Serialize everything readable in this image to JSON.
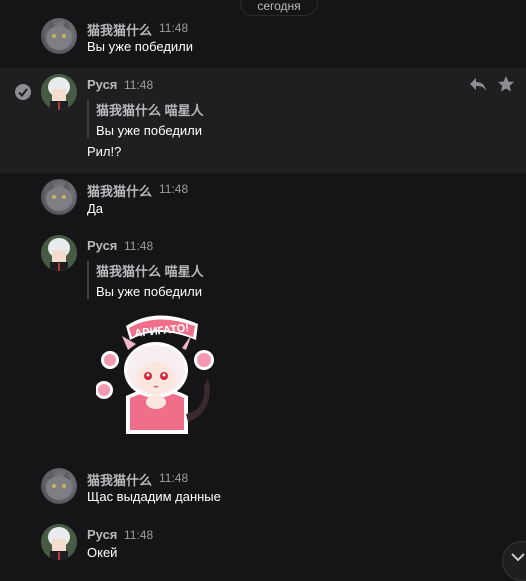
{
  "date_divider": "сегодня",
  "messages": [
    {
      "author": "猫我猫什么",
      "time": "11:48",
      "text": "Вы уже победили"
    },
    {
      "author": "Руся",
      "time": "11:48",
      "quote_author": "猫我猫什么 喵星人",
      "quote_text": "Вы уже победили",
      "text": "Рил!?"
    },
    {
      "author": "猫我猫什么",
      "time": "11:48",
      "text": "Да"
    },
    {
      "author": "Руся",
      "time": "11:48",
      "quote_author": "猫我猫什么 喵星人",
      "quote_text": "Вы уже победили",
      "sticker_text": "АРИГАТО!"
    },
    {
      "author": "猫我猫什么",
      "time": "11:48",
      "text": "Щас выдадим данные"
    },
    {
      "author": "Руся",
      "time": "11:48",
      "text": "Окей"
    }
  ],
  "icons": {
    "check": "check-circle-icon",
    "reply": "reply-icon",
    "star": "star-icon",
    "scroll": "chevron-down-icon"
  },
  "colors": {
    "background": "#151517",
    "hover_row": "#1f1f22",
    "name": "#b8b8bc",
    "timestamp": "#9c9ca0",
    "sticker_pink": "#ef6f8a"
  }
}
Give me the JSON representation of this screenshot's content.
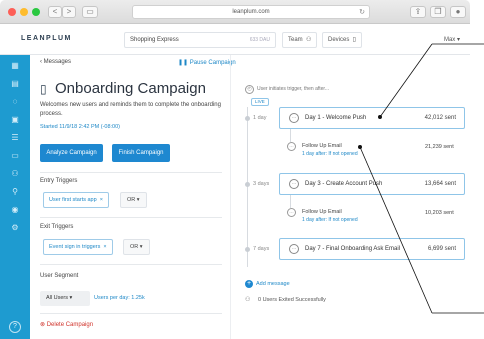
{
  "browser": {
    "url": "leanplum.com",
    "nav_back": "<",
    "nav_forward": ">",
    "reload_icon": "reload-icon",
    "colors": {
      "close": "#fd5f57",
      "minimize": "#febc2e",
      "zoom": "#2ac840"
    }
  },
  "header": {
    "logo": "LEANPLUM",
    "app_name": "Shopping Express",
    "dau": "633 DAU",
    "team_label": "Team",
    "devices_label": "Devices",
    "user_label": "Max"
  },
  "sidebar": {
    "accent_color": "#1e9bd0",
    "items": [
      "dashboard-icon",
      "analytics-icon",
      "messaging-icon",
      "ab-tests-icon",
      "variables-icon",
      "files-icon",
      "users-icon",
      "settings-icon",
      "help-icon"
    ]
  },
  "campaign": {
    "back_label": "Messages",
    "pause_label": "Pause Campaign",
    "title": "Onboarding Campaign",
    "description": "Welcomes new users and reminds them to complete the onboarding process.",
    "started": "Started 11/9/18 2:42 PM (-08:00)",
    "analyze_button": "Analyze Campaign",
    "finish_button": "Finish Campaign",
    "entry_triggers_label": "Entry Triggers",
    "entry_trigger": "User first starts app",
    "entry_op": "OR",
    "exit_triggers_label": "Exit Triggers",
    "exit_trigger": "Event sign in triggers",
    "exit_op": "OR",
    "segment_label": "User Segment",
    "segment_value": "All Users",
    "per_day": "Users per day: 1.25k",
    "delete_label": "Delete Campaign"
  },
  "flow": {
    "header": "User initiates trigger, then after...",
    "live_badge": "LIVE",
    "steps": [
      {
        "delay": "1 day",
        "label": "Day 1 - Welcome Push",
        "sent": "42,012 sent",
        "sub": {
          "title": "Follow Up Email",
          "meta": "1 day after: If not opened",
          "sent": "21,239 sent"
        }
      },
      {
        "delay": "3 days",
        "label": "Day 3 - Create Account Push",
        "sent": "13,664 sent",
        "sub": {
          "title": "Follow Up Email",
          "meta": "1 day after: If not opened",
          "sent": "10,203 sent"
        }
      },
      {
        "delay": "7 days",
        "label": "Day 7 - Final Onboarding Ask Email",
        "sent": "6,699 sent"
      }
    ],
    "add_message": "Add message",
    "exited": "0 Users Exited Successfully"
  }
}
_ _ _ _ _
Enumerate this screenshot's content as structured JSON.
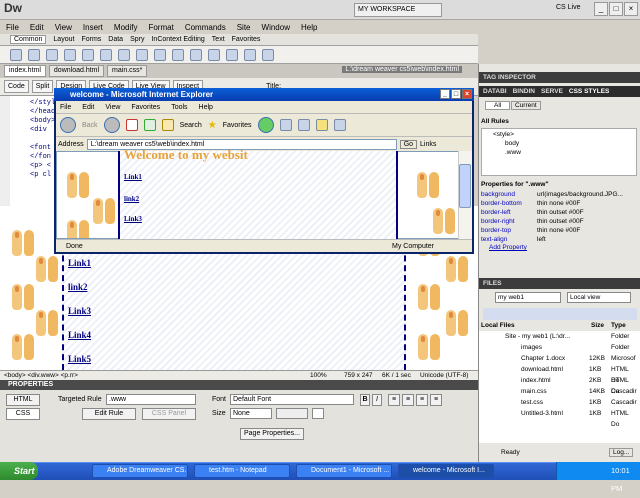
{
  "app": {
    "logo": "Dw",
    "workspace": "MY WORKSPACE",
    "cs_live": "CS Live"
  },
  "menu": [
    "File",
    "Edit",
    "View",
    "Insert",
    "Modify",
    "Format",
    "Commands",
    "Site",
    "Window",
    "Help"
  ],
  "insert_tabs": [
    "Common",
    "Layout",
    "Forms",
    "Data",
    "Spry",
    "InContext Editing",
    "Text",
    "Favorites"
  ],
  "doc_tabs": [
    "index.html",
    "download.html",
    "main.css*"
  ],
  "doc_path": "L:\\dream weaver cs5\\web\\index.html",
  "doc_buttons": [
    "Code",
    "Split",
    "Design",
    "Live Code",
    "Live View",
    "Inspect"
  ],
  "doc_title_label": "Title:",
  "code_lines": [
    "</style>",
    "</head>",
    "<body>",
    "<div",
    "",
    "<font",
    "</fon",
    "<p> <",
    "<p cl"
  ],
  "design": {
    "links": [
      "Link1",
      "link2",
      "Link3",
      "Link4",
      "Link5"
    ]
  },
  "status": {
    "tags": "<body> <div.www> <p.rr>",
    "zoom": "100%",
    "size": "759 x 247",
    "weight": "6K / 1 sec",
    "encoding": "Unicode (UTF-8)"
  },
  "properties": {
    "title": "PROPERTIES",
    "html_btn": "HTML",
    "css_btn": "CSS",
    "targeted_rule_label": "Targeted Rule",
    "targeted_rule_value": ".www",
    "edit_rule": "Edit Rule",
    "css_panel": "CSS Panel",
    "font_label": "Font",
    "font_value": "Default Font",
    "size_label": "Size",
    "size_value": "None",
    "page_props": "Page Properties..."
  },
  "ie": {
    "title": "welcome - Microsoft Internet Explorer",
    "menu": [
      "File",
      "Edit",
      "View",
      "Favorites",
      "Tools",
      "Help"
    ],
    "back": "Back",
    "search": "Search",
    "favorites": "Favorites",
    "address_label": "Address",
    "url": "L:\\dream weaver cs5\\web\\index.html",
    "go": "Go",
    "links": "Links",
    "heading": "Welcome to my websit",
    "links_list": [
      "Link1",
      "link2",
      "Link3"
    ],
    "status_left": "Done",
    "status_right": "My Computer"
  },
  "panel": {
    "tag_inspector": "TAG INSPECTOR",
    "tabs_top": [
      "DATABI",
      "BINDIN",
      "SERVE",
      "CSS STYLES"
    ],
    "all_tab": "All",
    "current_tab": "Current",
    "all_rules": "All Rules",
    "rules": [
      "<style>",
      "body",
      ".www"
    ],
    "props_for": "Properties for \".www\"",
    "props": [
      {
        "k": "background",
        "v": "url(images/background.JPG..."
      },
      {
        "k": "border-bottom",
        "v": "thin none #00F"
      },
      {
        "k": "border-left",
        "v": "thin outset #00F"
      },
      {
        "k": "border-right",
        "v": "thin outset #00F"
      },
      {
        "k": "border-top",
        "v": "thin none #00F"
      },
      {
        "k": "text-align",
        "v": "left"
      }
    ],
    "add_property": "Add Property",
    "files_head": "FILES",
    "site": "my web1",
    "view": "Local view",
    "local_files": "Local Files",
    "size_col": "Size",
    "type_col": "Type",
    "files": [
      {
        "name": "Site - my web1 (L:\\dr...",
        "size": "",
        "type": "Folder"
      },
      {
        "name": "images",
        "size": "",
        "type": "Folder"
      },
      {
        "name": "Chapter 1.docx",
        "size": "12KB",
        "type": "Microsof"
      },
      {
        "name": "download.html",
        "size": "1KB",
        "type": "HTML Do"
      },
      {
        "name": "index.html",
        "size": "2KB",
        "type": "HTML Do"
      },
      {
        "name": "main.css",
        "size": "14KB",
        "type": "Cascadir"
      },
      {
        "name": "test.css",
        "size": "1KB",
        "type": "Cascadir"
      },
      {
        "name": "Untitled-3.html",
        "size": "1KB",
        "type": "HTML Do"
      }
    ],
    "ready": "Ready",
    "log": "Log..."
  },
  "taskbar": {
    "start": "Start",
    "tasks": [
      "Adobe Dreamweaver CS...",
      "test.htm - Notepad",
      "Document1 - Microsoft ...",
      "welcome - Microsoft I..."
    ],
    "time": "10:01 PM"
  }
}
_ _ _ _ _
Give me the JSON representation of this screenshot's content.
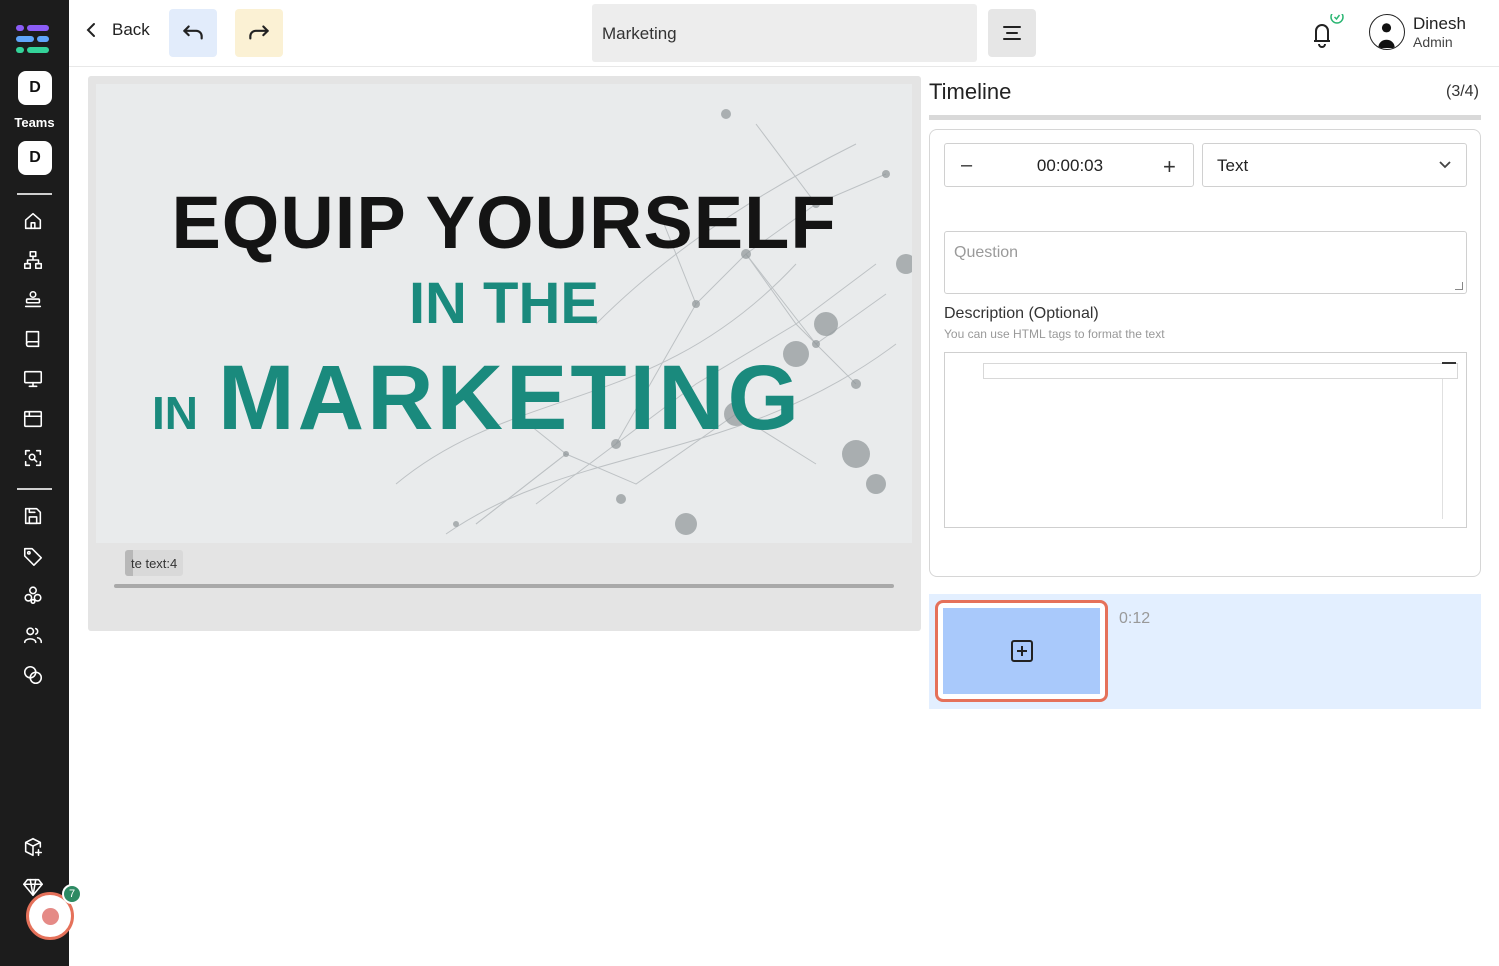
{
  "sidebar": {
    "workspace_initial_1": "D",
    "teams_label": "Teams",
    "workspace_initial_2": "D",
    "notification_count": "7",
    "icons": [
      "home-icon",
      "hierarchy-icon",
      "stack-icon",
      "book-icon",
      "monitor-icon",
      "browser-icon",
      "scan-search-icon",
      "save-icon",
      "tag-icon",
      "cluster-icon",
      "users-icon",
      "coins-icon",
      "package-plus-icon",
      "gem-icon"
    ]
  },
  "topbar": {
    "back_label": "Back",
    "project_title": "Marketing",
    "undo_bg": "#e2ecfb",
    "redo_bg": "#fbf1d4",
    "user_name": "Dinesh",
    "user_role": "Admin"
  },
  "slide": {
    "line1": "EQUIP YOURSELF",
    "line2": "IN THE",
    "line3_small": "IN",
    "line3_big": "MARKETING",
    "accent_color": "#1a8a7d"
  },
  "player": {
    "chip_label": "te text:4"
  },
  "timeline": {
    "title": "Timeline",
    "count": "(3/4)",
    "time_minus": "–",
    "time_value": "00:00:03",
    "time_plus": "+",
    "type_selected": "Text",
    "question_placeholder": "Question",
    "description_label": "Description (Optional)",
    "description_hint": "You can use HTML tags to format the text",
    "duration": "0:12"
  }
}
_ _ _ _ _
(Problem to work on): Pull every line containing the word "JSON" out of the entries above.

(Response area):
Serialize everything readable in this image to JSON.
Give me the JSON representation of this screenshot's content.
Enumerate this screenshot's content as structured JSON.
Give me the JSON representation of this screenshot's content.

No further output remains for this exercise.